* DATA EXTRACT:
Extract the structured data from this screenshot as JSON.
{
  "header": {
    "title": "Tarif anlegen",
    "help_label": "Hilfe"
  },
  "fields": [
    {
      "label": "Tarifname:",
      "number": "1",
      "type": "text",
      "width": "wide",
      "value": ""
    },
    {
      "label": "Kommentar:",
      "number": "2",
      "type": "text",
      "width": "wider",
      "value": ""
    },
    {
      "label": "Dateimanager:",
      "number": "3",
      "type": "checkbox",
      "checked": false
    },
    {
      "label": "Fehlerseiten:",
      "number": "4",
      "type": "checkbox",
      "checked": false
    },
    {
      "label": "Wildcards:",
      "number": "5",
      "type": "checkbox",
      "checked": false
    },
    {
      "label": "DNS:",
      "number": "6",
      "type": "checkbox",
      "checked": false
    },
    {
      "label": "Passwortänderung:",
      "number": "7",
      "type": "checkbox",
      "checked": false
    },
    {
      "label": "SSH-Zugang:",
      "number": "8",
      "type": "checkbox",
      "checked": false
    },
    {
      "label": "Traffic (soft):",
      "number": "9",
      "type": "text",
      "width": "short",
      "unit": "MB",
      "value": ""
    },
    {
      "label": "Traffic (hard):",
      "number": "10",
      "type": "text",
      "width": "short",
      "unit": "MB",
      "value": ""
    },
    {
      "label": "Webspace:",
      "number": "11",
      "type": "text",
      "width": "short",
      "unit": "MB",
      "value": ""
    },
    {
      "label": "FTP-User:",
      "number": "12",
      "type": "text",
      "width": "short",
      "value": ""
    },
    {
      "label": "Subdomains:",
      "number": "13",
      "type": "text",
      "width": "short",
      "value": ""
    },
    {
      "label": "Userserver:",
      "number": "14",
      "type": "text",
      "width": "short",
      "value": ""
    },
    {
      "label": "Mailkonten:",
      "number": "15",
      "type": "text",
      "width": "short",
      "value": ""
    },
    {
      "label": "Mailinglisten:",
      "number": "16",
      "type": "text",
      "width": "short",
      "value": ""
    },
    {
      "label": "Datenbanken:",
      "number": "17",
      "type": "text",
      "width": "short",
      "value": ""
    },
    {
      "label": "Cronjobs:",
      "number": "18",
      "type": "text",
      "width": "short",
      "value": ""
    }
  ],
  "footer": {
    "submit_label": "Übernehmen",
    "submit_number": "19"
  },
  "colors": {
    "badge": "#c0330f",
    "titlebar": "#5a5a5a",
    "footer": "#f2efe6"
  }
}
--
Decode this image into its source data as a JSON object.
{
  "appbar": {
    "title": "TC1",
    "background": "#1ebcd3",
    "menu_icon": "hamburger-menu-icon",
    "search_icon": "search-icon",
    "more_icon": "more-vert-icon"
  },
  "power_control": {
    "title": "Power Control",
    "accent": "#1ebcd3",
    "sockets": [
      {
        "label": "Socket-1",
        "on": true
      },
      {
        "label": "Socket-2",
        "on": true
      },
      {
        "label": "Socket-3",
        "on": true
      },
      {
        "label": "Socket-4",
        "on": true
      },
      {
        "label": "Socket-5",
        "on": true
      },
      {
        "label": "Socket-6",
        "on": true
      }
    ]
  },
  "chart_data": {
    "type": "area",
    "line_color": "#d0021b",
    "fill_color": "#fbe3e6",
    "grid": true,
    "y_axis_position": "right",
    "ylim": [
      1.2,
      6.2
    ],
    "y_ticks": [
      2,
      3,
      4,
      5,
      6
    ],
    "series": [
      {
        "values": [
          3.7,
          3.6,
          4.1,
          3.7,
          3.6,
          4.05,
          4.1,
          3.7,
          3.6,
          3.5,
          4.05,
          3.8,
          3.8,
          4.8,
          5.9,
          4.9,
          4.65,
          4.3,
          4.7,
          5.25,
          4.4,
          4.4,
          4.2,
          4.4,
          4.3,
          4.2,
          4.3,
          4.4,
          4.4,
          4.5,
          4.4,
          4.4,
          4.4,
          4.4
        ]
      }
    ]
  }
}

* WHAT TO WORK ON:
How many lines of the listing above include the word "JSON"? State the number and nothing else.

* WRITTEN RESPONSE:
2